Web page and app entries =>
_ _ _ _

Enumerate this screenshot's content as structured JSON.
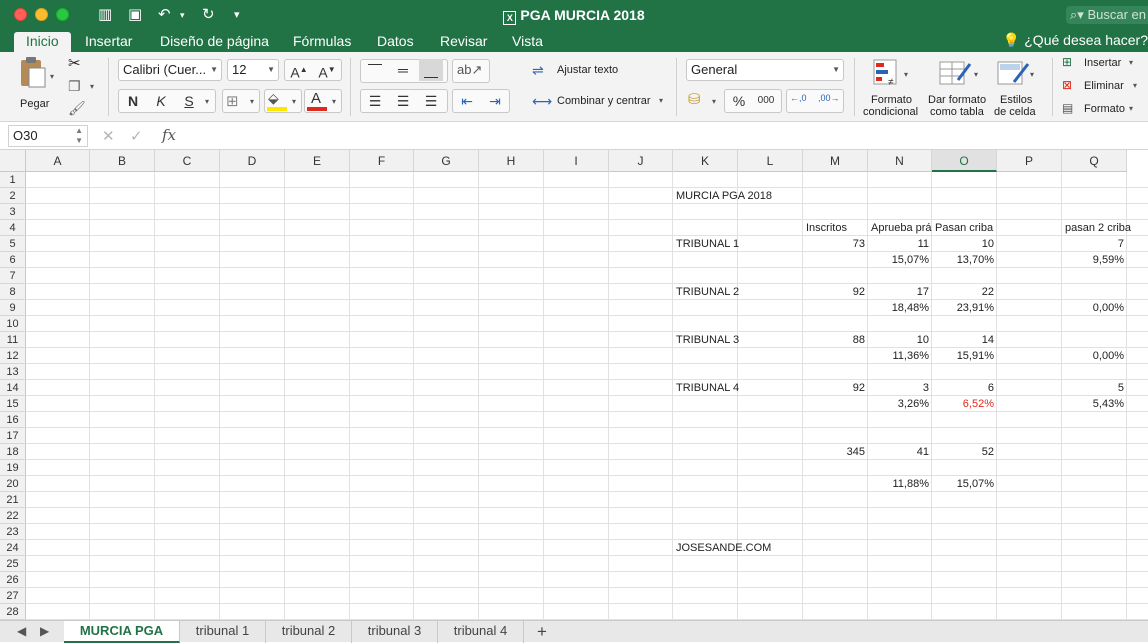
{
  "window": {
    "title": "PGA MURCIA 2018",
    "search_placeholder": "Buscar en"
  },
  "ribbon_tabs": [
    "Inicio",
    "Insertar",
    "Diseño de página",
    "Fórmulas",
    "Datos",
    "Revisar",
    "Vista"
  ],
  "active_ribbon_tab": "Inicio",
  "tell_me": "¿Qué desea hacer?",
  "ribbon": {
    "paste_label": "Pegar",
    "font_name": "Calibri (Cuer...",
    "font_size": "12",
    "bold": "N",
    "italic": "K",
    "underline": "S",
    "wrap_text": "Ajustar texto",
    "merge_center": "Combinar y centrar",
    "number_format": "General",
    "percent": "%",
    "thousands": "000",
    "cond_format_1": "Formato",
    "cond_format_2": "condicional",
    "format_table_1": "Dar formato",
    "format_table_2": "como tabla",
    "cell_styles_1": "Estilos",
    "cell_styles_2": "de celda",
    "insert": "Insertar",
    "delete": "Eliminar",
    "format": "Formato"
  },
  "formula_bar": {
    "name_box": "O30",
    "fx": "fx",
    "content": ""
  },
  "columns": [
    "A",
    "B",
    "C",
    "D",
    "E",
    "F",
    "G",
    "H",
    "I",
    "J",
    "K",
    "L",
    "M",
    "N",
    "O",
    "P",
    "Q"
  ],
  "selected_column": "O",
  "rows": [
    "1",
    "2",
    "3",
    "4",
    "5",
    "6",
    "7",
    "8",
    "9",
    "10",
    "11",
    "12",
    "13",
    "14",
    "15",
    "16",
    "17",
    "18",
    "19",
    "20",
    "21",
    "22",
    "23",
    "24",
    "25",
    "26",
    "27",
    "28"
  ],
  "cells": {
    "K2": "MURCIA PGA 2018",
    "M4": "Inscritos",
    "N4": "Aprueba práctico",
    "O4": "Pasan criba",
    "Q4": "pasan 2 criba",
    "K5": "TRIBUNAL 1",
    "M5": "73",
    "N5": "11",
    "O5": "10",
    "Q5": "7",
    "N6": "15,07%",
    "O6": "13,70%",
    "Q6": "9,59%",
    "K8": "TRIBUNAL 2",
    "M8": "92",
    "N8": "17",
    "O8": "22",
    "N9": "18,48%",
    "O9": "23,91%",
    "Q9": "0,00%",
    "K11": "TRIBUNAL 3",
    "M11": "88",
    "N11": "10",
    "O11": "14",
    "N12": "11,36%",
    "O12": "15,91%",
    "Q12": "0,00%",
    "K14": "TRIBUNAL 4",
    "M14": "92",
    "N14": "3",
    "O14": "6",
    "Q14": "5",
    "N15": "3,26%",
    "O15": "6,52%",
    "Q15": "5,43%",
    "M18": "345",
    "N18": "41",
    "O18": "52",
    "N20": "11,88%",
    "O20": "15,07%",
    "K24": "JOSESANDE.COM"
  },
  "red_cells": [
    "O15"
  ],
  "sheet_tabs": [
    "MURCIA PGA",
    "tribunal 1",
    "tribunal 2",
    "tribunal 3",
    "tribunal 4"
  ],
  "active_sheet": "MURCIA PGA",
  "colors": {
    "excel_green": "#217346",
    "negative_red": "#e0291d"
  }
}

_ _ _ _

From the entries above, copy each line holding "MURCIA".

WORKED SOLUTION =>
    "title": "PGA MURCIA 2018",
    "K2": "MURCIA PGA 2018",
    "MURCIA PGA",
  "active_sheet": "MURCIA PGA",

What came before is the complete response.